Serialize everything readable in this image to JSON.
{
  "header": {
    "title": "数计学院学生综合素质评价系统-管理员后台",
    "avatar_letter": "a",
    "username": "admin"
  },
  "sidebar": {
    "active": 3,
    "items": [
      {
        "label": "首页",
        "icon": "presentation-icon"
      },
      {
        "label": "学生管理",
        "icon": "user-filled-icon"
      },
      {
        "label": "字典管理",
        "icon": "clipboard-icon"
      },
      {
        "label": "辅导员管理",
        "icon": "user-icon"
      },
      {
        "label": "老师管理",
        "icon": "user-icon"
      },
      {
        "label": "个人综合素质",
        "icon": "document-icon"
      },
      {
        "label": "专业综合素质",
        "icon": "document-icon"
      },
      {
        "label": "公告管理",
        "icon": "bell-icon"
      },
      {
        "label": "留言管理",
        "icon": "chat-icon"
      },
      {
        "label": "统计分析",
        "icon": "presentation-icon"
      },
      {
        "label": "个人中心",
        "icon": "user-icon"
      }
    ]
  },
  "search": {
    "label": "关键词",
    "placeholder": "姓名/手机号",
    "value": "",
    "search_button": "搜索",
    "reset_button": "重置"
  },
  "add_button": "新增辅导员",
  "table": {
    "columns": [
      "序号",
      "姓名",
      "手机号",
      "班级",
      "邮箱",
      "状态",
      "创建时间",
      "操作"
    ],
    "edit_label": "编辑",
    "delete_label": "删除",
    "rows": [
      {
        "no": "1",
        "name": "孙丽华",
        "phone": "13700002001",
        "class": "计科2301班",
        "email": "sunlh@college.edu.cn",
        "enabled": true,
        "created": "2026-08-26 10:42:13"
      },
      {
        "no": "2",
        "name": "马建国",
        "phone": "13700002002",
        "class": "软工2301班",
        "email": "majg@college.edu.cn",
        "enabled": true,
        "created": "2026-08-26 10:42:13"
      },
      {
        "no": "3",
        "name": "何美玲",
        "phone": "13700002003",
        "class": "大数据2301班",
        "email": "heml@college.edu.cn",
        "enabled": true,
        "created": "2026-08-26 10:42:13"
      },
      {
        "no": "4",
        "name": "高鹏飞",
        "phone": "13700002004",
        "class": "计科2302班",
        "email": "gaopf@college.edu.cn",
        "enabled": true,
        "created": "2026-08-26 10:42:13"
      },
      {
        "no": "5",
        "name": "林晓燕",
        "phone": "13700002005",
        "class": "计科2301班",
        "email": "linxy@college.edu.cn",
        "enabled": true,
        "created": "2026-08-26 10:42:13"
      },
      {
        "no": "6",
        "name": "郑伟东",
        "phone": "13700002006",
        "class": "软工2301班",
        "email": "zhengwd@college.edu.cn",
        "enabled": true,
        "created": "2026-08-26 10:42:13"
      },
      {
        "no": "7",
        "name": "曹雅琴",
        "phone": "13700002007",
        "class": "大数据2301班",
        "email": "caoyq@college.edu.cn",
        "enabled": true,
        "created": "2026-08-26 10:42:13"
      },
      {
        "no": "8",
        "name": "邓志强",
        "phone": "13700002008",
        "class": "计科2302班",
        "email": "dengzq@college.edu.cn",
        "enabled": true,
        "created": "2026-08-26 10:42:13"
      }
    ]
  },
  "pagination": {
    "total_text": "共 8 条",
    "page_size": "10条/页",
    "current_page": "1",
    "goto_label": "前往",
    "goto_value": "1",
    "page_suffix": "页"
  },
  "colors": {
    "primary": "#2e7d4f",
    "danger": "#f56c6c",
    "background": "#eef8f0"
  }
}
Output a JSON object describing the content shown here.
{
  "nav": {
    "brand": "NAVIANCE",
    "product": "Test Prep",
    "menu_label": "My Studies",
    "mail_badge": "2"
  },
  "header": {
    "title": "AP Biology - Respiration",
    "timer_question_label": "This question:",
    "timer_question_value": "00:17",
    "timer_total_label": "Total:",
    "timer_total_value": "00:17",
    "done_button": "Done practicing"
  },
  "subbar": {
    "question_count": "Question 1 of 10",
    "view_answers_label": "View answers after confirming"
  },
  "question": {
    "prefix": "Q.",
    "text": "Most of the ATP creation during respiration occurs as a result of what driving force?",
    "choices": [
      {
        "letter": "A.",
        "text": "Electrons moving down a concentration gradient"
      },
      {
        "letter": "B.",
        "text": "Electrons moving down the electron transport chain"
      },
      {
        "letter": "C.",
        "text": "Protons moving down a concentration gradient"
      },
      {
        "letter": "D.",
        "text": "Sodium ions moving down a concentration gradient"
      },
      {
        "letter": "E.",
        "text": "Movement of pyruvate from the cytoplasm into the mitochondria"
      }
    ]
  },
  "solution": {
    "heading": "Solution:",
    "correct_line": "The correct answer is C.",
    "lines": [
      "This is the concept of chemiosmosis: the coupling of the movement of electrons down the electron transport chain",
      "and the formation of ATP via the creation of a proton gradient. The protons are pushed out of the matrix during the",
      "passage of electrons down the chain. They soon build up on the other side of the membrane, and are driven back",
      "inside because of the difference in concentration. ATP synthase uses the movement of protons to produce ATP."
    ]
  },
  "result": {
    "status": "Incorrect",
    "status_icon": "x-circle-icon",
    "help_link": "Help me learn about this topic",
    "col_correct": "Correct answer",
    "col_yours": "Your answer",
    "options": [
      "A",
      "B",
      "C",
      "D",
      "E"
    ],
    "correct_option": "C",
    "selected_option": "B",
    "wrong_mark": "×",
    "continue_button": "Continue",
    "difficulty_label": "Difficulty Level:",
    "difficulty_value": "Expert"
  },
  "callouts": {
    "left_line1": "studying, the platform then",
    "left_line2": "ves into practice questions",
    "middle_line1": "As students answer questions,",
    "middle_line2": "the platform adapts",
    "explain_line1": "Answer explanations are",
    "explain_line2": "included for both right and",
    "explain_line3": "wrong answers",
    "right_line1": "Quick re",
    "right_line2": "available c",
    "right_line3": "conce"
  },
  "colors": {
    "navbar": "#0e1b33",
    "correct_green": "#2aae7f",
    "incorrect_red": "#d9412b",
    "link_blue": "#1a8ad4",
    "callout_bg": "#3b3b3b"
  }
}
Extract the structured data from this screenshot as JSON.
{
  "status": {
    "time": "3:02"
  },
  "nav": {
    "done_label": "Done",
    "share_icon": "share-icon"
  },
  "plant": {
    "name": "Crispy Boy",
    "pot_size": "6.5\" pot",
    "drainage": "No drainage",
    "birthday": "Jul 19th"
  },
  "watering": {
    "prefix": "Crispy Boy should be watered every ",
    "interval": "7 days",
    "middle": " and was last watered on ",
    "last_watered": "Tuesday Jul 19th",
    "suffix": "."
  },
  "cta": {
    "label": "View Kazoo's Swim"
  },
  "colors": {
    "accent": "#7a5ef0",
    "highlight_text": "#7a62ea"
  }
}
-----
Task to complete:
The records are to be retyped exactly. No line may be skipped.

Exercise output:
Serialize everything readable in this image to JSON.
{
  "header": {
    "title": "数计学院学生综合素质评价系统-管理员后台",
    "avatar_letter": "a",
    "username": "admin"
  },
  "sidebar": {
    "active": 3,
    "items": [
      {
        "label": "首页",
        "icon": "presentation-icon"
      },
      {
        "label": "学生管理",
        "icon": "user-filled-icon"
      },
      {
        "label": "字典管理",
        "icon": "clipboard-icon"
      },
      {
        "label": "辅导员管理",
        "icon": "user-icon"
      },
      {
        "label": "老师管理",
        "icon": "user-icon"
      },
      {
        "label": "个人综合素质",
        "icon": "document-icon"
      },
      {
        "label": "专业综合素质",
        "icon": "document-icon"
      },
      {
        "label": "公告管理",
        "icon": "bell-icon"
      },
      {
        "label": "留言管理",
        "icon": "chat-icon"
      },
      {
        "label": "统计分析",
        "icon": "presentation-icon"
      },
      {
        "label": "个人中心",
        "icon": "user-icon"
      }
    ]
  },
  "search": {
    "label": "关键词",
    "placeholder": "姓名/手机号",
    "value": "",
    "search_button": "搜索",
    "reset_button": "重置"
  },
  "add_button": "新增辅导员",
  "table": {
    "columns": [
      "序号",
      "姓名",
      "手机号",
      "班级",
      "邮箱",
      "状态",
      "创建时间",
      "操作"
    ],
    "edit_label": "编辑",
    "delete_label": "删除",
    "rows": [
      {
        "no": "1",
        "name": "孙丽华",
        "phone": "13700002001",
        "class": "计科2301班",
        "email": "sunlh@college.edu.cn",
        "enabled": true,
        "created": "2026-08-26 10:42:13"
      },
      {
        "no": "2",
        "name": "马建国",
        "phone": "13700002002",
        "class": "软工2301班",
        "email": "majg@college.edu.cn",
        "enabled": true,
        "created": "2026-08-26 10:42:13"
      },
      {
        "no": "3",
        "name": "何美玲",
        "phone": "13700002003",
        "class": "大数据2301班",
        "email": "heml@college.edu.cn",
        "enabled": true,
        "created": "2026-08-26 10:42:13"
      },
      {
        "no": "4",
        "name": "高鹏飞",
        "phone": "13700002004",
        "class": "计科2302班",
        "email": "gaopf@college.edu.cn",
        "enabled": true,
        "created": "2026-08-26 10:42:13"
      },
      {
        "no": "5",
        "name": "林晓燕",
        "phone": "13700002005",
        "class": "计科2301班",
        "email": "linxy@college.edu.cn",
        "enabled": true,
        "created": "2026-08-26 10:42:13"
      },
      {
        "no": "6",
        "name": "郑伟东",
        "phone": "13700002006",
        "class": "软工2301班",
        "email": "zhengwd@college.edu.cn",
        "enabled": true,
        "created": "2026-08-26 10:42:13"
      },
      {
        "no": "7",
        "name": "曹雅琴",
        "phone": "13700002007",
        "class": "大数据2301班",
        "email": "caoyq@college.edu.cn",
        "enabled": true,
        "created": "2026-08-26 10:42:13"
      },
      {
        "no": "8",
        "name": "邓志强",
        "phone": "13700002008",
        "class": "计科2302班",
        "email": "dengzq@college.edu.cn",
        "enabled": true,
        "created": "2026-08-26 10:42:13"
      }
    ]
  },
  "pagination": {
    "total_text": "共 8 条",
    "page_size": "10条/页",
    "current_page": "1",
    "goto_label": "前往",
    "goto_value": "1",
    "page_suffix": "页"
  },
  "colors": {
    "primary": "#2e7d4f",
    "danger": "#f56c6c",
    "background": "#eef8f0"
  }
}
Output a JSON object describing the content shown here.
{
  "nav": {
    "brand": "NAVIANCE",
    "product": "Test Prep",
    "menu_label": "My Studies",
    "mail_badge": "2"
  },
  "header": {
    "title": "AP Biology - Respiration",
    "timer_question_label": "This question:",
    "timer_question_value": "00:17",
    "timer_total_label": "Total:",
    "timer_total_value": "00:17",
    "done_button": "Done practicing"
  },
  "subbar": {
    "question_count": "Question 1 of 10",
    "view_answers_label": "View answers after confirming"
  },
  "question": {
    "prefix": "Q.",
    "text": "Most of the ATP creation during respiration occurs as a result of what driving force?",
    "choices": [
      {
        "letter": "A.",
        "text": "Electrons moving down a concentration gradient"
      },
      {
        "letter": "B.",
        "text": "Electrons moving down the electron transport chain"
      },
      {
        "letter": "C.",
        "text": "Protons moving down a concentration gradient"
      },
      {
        "letter": "D.",
        "text": "Sodium ions moving down a concentration gradient"
      },
      {
        "letter": "E.",
        "text": "Movement of pyruvate from the cytoplasm into the mitochondria"
      }
    ]
  },
  "solution": {
    "heading": "Solution:",
    "correct_line": "The correct answer is C.",
    "lines": [
      "This is the concept of chemiosmosis: the coupling of the movement of electrons down the electron transport chain",
      "and the formation of ATP via the creation of a proton gradient. The protons are pushed out of the matrix during the",
      "passage of electrons down the chain. They soon build up on the other side of the membrane, and are driven back",
      "inside because of the difference in concentration. ATP synthase uses the movement of protons to produce ATP."
    ]
  },
  "result": {
    "status": "Incorrect",
    "status_icon": "x-circle-icon",
    "help_link": "Help me learn about this topic",
    "col_correct": "Correct answer",
    "col_yours": "Your answer",
    "options": [
      "A",
      "B",
      "C",
      "D",
      "E"
    ],
    "correct_option": "C",
    "selected_option": "B",
    "wrong_mark": "×",
    "continue_button": "Continue",
    "difficulty_label": "Difficulty Level:",
    "difficulty_value": "Expert"
  },
  "callouts": {
    "left_line1": "studying, the platform then",
    "left_line2": "ves into practice questions",
    "middle_line1": "As students answer questions,",
    "middle_line2": "the platform adapts",
    "explain_line1": "Answer explanations are",
    "explain_line2": "included for both right and",
    "explain_line3": "wrong answers",
    "right_line1": "Quick re",
    "right_line2": "available c",
    "right_line3": "conce"
  },
  "colors": {
    "navbar": "#0e1b33",
    "correct_green": "#2aae7f",
    "incorrect_red": "#d9412b",
    "link_blue": "#1a8ad4",
    "callout_bg": "#3b3b3b"
  }
}
Extract the structured data from this screenshot as JSON.
{
  "status": {
    "time": "3:02"
  },
  "nav": {
    "done_label": "Done",
    "share_icon": "share-icon"
  },
  "plant": {
    "name": "Crispy Boy",
    "pot_size": "6.5\" pot",
    "drainage": "No drainage",
    "birthday": "Jul 19th"
  },
  "watering": {
    "prefix": "Crispy Boy should be watered every ",
    "interval": "7 days",
    "middle": " and was last watered on ",
    "last_watered": "Tuesday Jul 19th",
    "suffix": "."
  },
  "cta": {
    "label": "View Kazoo's Swim"
  },
  "colors": {
    "accent": "#7a5ef0",
    "highlight_text": "#7a62ea"
  }
}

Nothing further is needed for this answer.